Sale of Ted Hughes’s Poems Reveals His Raw Grief
Never-before-seen handwritten poems by the late poet show his grief after his partner’s suicide, just six years after his first wife Sylvia Plath’s.
A series of unpublished poems written by Ted Hughes immediately after the tragic deaths of Assia Gutmann Wevill and their daughter Alexandra Tatiana Elise, known as Shura, might change the prevalent view of Ted Hughes as a heartless manipulator of women. These poems, or fragments, now in the hands of an unnamed bidder at the recent Sotheby’s Auction in London, are a far cry from his series of 20 poems titled “Capriccio”, written twenty years after the loss of his mistress and daughter. As the attached article shows, these early poems reveal Hughes’s agonised grief, which stopped him completing his major work “Crow” for over two years. Tellingly, the dedication to “Crow” reads To Assia and Shura.
Whereas the “Capriccio” poems are savage yet controlled, these unpublished fragments are described as a cry of uninhibited grief and shock. They are rough and unfinished, as if the poet could not control his emotions. If we ever get to read these fragments, they may give the lie to the image of Hughes as the fickle philanderer.
In my novel Capriccio, I aim to portray Ted Hughes as a flawed human being, who suffered for the grave mistakes he made in his relationships with the two main women in his life, Sylvia Plath and Assia Gutmann Wevill.
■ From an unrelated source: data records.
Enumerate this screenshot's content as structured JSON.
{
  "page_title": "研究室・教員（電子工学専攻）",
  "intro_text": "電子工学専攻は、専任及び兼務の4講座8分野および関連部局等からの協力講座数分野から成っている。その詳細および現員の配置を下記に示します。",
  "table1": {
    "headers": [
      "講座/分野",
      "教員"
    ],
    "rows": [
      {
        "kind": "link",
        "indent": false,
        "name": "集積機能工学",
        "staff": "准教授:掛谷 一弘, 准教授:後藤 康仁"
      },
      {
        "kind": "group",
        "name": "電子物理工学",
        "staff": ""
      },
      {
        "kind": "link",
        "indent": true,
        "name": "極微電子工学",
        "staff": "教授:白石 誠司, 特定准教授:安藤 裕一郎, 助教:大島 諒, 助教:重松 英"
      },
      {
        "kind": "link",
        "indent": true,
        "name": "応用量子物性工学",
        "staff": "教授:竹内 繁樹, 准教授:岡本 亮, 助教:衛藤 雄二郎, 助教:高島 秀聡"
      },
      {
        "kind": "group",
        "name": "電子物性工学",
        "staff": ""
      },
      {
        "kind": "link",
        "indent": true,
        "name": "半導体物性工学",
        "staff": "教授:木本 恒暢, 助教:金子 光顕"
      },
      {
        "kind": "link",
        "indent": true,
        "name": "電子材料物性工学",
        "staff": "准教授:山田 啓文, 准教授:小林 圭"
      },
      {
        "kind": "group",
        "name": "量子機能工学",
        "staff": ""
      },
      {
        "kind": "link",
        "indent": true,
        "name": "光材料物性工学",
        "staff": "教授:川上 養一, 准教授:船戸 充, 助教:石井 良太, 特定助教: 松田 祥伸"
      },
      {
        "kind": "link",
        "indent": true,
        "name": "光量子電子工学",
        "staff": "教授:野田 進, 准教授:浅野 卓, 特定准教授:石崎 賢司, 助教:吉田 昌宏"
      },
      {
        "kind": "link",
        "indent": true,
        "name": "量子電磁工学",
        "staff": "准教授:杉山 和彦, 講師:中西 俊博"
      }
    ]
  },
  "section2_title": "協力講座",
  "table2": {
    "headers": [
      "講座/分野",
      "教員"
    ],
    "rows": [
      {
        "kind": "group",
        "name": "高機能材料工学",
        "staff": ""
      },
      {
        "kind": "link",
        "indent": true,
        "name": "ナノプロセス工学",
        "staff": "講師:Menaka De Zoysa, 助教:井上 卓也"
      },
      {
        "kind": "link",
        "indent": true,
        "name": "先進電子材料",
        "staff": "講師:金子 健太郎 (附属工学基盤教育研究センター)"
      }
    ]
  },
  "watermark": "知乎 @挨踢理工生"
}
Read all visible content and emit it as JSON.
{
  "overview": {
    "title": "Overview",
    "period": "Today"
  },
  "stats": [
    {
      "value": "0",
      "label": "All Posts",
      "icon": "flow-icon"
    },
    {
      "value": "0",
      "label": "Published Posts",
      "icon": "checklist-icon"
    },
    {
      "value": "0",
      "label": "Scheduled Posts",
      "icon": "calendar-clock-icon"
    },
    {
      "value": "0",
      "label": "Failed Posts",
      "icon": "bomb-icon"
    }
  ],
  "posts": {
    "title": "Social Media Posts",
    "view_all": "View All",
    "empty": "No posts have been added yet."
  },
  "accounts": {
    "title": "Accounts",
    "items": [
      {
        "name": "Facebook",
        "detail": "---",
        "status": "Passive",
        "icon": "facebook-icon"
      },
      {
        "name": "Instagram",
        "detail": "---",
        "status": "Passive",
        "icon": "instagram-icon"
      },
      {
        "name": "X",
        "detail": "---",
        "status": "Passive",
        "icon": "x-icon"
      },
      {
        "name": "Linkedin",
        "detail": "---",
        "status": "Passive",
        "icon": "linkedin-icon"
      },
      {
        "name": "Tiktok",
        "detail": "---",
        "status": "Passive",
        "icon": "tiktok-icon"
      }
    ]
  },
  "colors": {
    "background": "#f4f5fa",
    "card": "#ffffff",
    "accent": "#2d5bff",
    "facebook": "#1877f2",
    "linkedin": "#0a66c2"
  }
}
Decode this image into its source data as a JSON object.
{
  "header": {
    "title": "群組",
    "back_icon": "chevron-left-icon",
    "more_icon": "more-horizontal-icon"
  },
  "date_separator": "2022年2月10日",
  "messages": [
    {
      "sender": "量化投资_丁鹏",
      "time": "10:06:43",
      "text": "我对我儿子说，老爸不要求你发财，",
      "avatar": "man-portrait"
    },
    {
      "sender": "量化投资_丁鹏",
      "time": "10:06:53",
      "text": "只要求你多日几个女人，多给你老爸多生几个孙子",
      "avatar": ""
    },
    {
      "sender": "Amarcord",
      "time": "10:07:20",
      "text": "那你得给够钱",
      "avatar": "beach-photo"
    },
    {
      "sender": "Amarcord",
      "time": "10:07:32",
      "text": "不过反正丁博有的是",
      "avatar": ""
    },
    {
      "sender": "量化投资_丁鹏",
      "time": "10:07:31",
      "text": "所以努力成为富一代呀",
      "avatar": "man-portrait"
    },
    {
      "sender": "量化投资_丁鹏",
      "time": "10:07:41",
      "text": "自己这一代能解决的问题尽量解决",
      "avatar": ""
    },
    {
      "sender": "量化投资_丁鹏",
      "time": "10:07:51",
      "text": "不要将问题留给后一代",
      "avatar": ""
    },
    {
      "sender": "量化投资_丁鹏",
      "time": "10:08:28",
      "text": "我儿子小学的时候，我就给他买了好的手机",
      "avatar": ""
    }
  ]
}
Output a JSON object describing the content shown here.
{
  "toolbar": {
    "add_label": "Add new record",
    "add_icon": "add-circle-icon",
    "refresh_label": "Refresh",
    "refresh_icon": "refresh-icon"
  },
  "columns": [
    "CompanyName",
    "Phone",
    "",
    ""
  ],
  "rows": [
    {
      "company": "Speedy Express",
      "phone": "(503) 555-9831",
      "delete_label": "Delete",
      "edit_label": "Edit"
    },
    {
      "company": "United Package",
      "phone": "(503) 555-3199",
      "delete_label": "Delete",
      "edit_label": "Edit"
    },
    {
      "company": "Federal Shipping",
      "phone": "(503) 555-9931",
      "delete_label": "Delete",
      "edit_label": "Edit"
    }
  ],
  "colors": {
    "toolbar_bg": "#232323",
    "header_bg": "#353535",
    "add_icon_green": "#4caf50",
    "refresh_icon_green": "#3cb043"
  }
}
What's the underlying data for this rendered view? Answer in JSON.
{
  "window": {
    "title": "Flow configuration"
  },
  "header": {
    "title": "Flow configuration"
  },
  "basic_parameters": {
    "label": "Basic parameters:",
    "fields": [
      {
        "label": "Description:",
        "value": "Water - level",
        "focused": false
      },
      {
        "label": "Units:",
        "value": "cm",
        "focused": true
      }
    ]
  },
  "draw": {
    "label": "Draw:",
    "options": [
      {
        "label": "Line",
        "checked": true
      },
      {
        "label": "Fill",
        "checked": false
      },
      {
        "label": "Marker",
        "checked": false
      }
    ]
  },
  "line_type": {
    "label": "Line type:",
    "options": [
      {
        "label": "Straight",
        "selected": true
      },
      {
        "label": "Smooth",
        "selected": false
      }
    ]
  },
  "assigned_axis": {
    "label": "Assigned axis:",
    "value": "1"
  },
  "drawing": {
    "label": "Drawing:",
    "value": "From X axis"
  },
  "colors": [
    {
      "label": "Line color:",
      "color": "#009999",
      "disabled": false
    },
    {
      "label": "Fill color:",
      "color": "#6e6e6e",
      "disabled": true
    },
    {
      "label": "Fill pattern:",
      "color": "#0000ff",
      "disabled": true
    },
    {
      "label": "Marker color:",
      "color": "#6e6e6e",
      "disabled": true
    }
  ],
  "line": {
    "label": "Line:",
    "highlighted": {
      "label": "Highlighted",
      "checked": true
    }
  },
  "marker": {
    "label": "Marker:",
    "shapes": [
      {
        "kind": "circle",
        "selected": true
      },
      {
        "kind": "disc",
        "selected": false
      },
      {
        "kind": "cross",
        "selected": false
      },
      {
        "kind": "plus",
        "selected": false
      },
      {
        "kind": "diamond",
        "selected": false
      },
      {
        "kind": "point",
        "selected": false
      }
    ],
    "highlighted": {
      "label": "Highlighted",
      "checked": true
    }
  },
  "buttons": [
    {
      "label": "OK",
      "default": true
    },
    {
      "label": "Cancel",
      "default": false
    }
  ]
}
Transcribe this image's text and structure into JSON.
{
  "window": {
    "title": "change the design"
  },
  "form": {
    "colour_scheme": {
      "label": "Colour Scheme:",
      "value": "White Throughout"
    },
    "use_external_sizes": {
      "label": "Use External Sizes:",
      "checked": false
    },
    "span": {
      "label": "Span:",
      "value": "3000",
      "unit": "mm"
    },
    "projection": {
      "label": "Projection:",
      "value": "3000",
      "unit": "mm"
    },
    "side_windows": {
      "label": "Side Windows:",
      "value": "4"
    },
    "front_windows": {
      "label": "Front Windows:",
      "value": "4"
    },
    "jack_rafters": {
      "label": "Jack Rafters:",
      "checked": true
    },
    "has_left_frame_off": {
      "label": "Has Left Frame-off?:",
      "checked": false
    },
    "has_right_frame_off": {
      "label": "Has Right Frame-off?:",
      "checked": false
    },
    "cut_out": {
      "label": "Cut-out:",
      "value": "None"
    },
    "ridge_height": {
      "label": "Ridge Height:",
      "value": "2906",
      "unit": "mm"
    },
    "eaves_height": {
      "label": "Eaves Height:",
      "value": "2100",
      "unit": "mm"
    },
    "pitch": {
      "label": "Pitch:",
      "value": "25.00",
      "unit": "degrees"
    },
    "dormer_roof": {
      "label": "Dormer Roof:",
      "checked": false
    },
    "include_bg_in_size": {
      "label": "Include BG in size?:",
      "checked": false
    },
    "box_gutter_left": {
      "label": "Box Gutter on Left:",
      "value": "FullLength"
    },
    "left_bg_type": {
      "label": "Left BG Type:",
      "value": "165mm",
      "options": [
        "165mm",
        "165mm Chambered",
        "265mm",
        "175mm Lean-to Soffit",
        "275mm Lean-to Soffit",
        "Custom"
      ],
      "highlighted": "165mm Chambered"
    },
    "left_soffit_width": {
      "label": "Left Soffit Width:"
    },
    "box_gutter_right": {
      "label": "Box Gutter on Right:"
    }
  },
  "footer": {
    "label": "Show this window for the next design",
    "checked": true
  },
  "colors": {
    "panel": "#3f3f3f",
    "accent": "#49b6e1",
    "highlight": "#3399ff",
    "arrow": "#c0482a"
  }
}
I believe he carried his remorse for their suicides to the grave. This is not to excuse his behaviour, but to attempt to understand it.